*** Source records ***
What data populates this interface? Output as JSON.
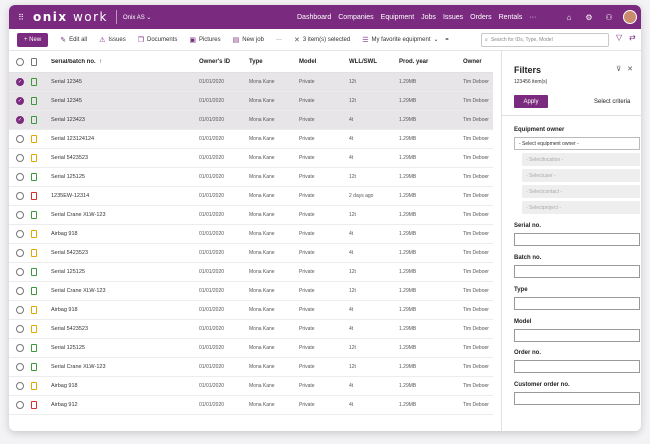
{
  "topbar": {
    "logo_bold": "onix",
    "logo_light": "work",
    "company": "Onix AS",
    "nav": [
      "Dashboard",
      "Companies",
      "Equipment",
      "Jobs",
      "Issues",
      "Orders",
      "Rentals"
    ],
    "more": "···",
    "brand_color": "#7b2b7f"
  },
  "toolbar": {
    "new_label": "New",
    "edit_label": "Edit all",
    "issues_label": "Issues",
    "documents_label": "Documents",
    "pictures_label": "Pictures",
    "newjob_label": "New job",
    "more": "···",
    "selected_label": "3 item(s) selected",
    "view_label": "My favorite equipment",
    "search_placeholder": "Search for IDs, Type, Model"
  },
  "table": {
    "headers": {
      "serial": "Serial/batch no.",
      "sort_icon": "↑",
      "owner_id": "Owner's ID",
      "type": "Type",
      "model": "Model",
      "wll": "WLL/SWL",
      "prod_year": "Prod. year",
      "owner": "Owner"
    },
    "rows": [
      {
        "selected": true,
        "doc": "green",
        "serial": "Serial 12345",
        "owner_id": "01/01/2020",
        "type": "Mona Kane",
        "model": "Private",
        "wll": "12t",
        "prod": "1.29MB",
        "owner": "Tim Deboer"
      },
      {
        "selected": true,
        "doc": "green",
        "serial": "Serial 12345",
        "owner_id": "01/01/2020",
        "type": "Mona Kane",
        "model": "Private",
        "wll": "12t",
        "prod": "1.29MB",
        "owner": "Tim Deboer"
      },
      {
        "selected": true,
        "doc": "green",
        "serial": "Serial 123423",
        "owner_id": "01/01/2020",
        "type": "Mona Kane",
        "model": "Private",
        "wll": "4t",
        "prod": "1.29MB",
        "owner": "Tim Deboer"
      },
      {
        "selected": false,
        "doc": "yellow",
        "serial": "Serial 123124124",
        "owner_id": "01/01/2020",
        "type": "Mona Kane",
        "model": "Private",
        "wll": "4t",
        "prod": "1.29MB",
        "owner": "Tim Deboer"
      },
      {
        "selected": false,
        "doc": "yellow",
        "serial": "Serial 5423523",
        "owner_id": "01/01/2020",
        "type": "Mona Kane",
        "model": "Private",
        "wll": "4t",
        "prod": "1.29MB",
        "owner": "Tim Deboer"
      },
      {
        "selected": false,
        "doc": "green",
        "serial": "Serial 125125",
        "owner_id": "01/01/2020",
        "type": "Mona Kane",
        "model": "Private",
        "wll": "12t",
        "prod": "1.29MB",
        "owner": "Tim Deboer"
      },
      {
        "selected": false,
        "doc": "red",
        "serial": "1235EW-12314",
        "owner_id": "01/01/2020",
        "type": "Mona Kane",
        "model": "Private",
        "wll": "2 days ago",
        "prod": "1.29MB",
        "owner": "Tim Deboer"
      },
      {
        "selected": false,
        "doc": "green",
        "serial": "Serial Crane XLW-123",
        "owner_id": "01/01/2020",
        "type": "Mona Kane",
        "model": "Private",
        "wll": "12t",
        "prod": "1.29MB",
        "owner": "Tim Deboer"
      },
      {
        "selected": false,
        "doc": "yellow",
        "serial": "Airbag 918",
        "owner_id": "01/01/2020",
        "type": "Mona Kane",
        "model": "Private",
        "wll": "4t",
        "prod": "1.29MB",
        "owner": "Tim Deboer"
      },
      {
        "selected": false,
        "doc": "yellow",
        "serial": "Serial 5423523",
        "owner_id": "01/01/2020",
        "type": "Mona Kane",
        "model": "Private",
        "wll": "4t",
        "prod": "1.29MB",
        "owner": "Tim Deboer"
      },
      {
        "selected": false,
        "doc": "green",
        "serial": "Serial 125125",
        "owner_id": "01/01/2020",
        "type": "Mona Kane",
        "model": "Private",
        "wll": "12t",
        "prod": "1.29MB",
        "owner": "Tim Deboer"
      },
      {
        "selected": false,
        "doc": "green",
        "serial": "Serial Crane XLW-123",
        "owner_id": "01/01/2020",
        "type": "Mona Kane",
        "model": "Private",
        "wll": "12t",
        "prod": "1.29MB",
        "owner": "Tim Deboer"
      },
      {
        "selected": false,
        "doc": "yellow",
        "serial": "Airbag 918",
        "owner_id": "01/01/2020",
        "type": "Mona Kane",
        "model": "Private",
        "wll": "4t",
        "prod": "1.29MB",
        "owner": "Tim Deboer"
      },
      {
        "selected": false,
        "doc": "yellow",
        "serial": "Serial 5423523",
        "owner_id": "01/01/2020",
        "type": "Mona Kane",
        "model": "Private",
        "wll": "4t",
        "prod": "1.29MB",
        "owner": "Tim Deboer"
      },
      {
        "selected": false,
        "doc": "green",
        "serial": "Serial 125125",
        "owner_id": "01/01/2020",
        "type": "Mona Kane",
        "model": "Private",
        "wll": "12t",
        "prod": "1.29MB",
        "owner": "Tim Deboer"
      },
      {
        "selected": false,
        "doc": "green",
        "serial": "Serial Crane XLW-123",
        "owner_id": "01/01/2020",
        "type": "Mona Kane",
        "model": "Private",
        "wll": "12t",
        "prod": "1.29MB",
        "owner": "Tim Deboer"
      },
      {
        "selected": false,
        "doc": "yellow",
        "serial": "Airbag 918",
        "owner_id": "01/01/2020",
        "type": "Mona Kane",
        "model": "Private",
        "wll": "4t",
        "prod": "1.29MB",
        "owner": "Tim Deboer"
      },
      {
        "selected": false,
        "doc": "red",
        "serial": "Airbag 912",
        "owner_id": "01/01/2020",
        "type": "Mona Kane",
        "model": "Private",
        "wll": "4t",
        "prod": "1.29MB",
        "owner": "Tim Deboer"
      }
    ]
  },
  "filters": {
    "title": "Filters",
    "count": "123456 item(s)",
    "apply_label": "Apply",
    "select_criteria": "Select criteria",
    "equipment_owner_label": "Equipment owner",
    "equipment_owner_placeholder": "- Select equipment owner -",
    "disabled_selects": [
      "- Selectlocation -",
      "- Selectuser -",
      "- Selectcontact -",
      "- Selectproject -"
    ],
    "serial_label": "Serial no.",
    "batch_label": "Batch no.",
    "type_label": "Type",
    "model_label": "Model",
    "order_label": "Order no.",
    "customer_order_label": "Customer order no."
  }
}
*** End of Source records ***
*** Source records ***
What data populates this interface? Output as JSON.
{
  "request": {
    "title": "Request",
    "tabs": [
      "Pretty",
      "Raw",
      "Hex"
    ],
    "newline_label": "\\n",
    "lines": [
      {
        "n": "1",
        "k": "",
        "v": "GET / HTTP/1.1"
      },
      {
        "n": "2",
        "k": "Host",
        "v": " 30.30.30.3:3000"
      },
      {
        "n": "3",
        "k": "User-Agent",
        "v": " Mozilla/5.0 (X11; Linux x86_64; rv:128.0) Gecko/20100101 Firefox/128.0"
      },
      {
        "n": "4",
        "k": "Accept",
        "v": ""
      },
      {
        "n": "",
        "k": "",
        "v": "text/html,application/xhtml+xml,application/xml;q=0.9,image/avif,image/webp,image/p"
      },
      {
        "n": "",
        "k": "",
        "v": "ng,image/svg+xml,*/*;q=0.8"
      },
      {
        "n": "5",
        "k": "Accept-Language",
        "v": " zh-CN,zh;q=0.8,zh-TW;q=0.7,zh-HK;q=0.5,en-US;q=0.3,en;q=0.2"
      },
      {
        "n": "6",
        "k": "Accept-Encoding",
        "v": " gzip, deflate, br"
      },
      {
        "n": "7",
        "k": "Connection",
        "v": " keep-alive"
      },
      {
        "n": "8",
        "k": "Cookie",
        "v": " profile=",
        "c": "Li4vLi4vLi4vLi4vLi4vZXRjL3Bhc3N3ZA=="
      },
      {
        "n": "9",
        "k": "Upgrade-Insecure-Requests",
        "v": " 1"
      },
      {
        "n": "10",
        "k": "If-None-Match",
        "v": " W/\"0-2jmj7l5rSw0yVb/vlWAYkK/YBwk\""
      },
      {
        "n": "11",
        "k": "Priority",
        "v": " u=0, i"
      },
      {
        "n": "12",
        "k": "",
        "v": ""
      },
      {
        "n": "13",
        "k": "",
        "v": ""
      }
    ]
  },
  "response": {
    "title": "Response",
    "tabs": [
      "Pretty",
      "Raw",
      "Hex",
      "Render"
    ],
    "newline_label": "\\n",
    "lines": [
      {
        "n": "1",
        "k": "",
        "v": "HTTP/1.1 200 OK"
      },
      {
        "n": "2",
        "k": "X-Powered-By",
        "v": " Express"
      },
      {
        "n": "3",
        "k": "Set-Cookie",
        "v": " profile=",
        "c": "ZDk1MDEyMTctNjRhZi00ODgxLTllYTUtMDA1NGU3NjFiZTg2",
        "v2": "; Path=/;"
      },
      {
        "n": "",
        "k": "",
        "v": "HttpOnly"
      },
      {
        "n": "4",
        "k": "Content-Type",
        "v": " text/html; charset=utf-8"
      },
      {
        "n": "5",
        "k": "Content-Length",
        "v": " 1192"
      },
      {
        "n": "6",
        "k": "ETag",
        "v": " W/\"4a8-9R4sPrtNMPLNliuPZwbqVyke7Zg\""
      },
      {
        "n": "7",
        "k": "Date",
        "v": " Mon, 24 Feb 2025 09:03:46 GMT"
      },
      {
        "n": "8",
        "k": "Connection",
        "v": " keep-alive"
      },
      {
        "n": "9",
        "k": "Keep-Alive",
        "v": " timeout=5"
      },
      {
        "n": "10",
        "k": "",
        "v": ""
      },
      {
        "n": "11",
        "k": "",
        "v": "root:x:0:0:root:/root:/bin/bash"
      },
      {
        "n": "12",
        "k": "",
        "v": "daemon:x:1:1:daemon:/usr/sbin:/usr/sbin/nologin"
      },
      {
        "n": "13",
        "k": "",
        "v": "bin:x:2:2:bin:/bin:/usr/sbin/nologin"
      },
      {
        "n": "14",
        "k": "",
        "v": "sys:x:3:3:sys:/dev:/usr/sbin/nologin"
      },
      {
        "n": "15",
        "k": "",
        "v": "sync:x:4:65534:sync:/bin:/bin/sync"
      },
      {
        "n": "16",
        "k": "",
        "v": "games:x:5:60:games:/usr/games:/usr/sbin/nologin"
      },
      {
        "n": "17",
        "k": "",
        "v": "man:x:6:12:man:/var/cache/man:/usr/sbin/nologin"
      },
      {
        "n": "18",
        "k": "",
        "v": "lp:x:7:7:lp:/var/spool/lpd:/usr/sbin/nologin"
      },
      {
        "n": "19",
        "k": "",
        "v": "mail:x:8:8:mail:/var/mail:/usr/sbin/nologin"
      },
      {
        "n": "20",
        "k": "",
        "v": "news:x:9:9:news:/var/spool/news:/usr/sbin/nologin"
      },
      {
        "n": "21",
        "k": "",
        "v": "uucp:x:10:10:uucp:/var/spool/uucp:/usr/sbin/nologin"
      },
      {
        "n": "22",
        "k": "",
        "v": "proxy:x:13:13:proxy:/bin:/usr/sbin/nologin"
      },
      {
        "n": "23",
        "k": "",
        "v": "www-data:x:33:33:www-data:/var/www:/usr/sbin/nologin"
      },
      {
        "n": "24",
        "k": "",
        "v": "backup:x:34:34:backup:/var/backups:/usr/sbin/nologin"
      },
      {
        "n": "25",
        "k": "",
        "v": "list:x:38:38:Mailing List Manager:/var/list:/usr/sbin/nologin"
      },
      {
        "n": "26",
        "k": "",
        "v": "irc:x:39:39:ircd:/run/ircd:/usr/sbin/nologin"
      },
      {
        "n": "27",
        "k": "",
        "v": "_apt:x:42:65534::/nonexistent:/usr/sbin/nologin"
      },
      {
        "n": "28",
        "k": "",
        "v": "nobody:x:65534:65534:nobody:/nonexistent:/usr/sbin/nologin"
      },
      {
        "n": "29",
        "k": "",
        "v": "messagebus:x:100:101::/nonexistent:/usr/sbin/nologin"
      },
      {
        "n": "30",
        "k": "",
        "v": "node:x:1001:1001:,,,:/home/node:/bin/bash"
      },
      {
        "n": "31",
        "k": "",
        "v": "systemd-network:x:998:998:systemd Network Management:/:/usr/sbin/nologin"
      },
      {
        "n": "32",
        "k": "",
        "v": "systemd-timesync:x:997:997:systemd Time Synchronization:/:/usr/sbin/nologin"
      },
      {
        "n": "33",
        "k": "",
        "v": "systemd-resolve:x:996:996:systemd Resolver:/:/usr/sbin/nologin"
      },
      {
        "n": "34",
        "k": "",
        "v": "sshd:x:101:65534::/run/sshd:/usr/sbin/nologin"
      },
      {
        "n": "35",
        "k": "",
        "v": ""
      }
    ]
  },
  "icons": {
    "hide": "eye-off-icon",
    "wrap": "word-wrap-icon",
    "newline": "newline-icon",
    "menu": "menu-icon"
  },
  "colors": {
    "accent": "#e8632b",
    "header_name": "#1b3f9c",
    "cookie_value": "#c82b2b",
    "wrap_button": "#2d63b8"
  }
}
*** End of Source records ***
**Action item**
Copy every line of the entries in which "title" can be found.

**Reply to the exercise**
    "title": "Filters",
    "title": "Request",
    "title": "Response",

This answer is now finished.